“Whenever the economy enters a recession there is always a drop off in leasing activity, and office, industrial and retail space,” Jankowski said. “The problem is we entered this downturn where we already had a glut in office and a development glut and warehouse/industrial that is going to make things worse than it would have been otherwise.”

However, house building has stayed strong in part due to low interest rates and fewer job losses among those in higher income brackets who tend to be homebuyers, he said.

Office, industrial glut

While the Greater Houston area has seen a glut of office space for the last six years, Jankowski said the industrial buildup has happened more in the past year and a half.
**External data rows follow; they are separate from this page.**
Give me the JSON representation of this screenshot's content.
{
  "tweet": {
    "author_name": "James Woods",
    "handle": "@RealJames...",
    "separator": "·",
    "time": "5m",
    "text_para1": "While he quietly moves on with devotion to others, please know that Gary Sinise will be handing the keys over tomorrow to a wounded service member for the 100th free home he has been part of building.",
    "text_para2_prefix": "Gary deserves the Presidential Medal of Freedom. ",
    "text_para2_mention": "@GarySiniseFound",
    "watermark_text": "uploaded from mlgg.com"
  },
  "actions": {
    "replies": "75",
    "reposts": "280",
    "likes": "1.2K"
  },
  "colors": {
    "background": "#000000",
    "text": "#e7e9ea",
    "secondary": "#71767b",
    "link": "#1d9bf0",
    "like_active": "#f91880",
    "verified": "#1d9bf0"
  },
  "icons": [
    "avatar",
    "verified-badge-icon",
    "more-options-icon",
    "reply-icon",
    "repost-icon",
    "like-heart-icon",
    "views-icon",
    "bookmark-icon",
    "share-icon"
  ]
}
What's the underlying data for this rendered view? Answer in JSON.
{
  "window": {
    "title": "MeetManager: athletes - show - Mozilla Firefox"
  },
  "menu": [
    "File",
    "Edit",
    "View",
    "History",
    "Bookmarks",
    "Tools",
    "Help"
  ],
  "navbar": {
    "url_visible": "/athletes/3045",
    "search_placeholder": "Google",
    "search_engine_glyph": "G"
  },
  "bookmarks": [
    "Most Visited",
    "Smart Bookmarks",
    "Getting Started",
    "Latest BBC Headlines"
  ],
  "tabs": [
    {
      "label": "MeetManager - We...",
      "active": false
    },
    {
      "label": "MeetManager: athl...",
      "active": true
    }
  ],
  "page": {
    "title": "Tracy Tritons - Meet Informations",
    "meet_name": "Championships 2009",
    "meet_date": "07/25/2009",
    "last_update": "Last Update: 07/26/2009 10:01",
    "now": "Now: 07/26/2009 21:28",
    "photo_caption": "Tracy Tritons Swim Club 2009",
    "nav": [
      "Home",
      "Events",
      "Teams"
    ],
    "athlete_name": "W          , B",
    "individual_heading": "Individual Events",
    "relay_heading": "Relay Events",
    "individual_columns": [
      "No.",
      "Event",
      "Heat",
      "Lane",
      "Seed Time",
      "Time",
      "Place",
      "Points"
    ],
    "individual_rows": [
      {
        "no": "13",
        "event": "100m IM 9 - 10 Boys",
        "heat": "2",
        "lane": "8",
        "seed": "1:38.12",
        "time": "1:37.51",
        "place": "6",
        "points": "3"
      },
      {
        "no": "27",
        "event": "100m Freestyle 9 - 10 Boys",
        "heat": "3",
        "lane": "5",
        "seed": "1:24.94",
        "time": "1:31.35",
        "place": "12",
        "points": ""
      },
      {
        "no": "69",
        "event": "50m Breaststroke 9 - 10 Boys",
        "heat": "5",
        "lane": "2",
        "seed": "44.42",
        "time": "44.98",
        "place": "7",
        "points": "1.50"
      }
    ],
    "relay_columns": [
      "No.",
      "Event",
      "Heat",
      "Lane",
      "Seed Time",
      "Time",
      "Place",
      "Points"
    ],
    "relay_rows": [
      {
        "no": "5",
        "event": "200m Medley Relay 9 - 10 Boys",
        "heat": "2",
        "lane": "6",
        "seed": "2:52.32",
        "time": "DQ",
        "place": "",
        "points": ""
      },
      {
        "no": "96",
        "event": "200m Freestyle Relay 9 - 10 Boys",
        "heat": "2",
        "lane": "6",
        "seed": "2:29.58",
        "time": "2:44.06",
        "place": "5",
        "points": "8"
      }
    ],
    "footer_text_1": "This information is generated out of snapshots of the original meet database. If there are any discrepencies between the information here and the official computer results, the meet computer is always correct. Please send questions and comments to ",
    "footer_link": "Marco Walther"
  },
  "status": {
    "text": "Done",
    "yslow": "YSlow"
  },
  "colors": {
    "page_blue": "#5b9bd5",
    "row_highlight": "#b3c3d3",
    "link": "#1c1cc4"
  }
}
The energy-related workforce has contracted by almost a third since the end of 2014, and because it was one of the prime leasers of office space in the Houston area, that contributed to the office glut, Jankowski said.

“The situation with industrial is it didn’t get out of hand until about 18 months ago, and in a normal market we can absorb maybe 8-10 million square feet of industrial space, but we have been building more than that for the last three years," Jankowski said. "A little over that is not a problem, but right now we’ve delivered close to 40 million square feet of industrial space ... and this is not a normal economy, so that makes it even worse.”
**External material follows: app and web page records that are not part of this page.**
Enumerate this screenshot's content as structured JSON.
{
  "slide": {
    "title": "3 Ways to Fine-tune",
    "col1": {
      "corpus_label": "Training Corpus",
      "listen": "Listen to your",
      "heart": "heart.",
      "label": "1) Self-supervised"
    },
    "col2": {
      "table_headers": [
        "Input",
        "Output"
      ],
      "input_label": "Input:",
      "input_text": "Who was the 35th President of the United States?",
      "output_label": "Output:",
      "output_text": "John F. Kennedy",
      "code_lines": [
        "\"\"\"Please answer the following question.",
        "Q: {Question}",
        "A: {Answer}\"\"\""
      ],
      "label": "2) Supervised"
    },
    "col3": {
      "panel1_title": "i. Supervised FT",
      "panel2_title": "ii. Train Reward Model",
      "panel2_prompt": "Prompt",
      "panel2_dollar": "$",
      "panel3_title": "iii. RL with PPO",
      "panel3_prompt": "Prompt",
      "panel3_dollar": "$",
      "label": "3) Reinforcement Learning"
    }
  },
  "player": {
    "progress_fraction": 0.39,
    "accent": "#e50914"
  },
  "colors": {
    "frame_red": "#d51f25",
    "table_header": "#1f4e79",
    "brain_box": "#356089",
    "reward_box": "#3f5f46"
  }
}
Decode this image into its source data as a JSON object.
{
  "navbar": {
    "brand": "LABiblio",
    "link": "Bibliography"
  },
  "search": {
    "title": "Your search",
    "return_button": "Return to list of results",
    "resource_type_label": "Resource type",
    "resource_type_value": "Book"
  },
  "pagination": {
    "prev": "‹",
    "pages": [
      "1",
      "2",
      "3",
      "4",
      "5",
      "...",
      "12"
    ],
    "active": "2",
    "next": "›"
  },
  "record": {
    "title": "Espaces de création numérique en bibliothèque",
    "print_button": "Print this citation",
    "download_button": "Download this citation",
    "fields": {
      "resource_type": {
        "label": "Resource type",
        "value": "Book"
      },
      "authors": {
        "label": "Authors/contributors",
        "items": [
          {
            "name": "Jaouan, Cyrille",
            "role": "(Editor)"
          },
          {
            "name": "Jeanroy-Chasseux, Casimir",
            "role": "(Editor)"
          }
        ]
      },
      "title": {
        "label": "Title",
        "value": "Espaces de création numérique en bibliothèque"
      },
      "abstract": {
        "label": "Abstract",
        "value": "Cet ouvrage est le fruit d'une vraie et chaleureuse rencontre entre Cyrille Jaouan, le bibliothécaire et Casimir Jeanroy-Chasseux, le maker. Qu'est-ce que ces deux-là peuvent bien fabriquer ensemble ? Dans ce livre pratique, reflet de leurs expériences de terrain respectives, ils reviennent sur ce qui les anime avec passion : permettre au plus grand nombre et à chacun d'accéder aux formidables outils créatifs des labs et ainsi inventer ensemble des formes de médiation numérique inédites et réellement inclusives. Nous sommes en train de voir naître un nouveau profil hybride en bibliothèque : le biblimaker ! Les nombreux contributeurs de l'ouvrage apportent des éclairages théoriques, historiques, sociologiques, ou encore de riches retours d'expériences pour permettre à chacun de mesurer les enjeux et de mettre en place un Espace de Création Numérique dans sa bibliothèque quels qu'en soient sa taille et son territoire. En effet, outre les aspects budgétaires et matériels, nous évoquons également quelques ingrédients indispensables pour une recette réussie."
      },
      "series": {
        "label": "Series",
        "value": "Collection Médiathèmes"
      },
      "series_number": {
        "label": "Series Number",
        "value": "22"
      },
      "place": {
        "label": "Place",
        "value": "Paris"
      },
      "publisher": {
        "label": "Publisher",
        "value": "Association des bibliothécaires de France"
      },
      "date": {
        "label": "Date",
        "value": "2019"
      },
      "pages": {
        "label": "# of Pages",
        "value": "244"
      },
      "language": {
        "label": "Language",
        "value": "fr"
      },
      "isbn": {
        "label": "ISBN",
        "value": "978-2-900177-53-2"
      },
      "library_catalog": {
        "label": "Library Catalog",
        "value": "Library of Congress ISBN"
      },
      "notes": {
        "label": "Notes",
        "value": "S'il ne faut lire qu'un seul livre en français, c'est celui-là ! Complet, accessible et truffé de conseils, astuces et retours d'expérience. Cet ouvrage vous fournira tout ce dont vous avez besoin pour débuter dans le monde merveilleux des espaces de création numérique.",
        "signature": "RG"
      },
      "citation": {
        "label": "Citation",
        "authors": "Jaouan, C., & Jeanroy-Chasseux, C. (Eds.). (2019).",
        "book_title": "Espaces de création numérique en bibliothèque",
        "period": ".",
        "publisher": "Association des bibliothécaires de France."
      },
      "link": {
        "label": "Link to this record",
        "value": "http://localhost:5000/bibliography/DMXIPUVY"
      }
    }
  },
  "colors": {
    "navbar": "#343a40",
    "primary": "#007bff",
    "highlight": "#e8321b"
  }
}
The Colliers International quarterly report on the Houston office market for the third quarter of 2020 shows a 21.3% overall vacancy rate—about a percentage point more than the previous year—but in several submarkets the change is larger. In The Woodlands, the vacancy rate in the third quarter of 2019 for office space overall was 9.5%, and in the third quarter of 2020 it was 15.1%.

Among the areas with the largest vacancy rate is the North Belt Greenspoint market, where Class A office space had a 60.5% vacancy rate in the third quarter of 2020. However, in the third quarter of 2019 it was 60.6%.

Jankowski said one effect he has seen when vacancies rise is termed the “flight to quality”—Class A buildings try to stay leased by offering deals to entice Class B renters.

“If you’re a tenant, this is a great time to be a tenant; if you’re a landlord, it’s a horrible time to be a landlord,” he said.

Multifamily housing

Another sector facing a glut in the Houston region is multifamily housing, he said.

“We are overbuilding in multifamily,” Jankowski said. “Over a two-year period, we’ll add close to 40,000 units to the market, and that’s about 40,000 more than we need.”

Jankowski said a typical rule of thumb is every six jobs created in Houston absorb about one apartment unit.

“So you can see that to absorb what we just built we need to create over 200,000 jobs,” he said. “And in this pandemic we are still down over 200,000 jobs.”

Market outlook

With the region having lost more than 200,000 jobs, it will take three to five years for those jobs to be replenished if they are replaced at a rate of 75,000 annually, he said.

“My outlook for the market, it’s going to be soft,” Jankowski said.

In the oil and gas sector, more than 90,000 jobs have been lost since 2014, he said. That sector is unlikely to see job gains at the same level as the losses because less labor is now needed as technology improves, he said.

“We get better at what we do at finding oil and gas; there’s less labor input and more technology input,” Jankowski said.

Technology jobs such as software, hardware and web-based services could see gains, he said. Research and development sectors are also areas to watch, he said.

The idea that people will shift to scenarios where they work from home is not likely to completely transform the market, however, he said.

“I think right now people are putting too much weight on the fact that we’ll all be working from home forever,” Jankowski said. “I think what’s going to happen is we’ll have a hybrid environment where we’ll spend some at home and some from the office. And when we are in the office we will still be needing social distancing ... so a company’s footprint will shrink, but it’s not going to shrink beyond zero.”
By Vanessa Holt
A resident of the Houston area since 2011, Vanessa began working in community journalism in her home state of New Jersey in 1996. She joined Community Impact Newspaper in 2016 as a reporter for the Spring/Klein edition and became editor of that paper in March 2017 and editor of The Woodlands edition in January 2019.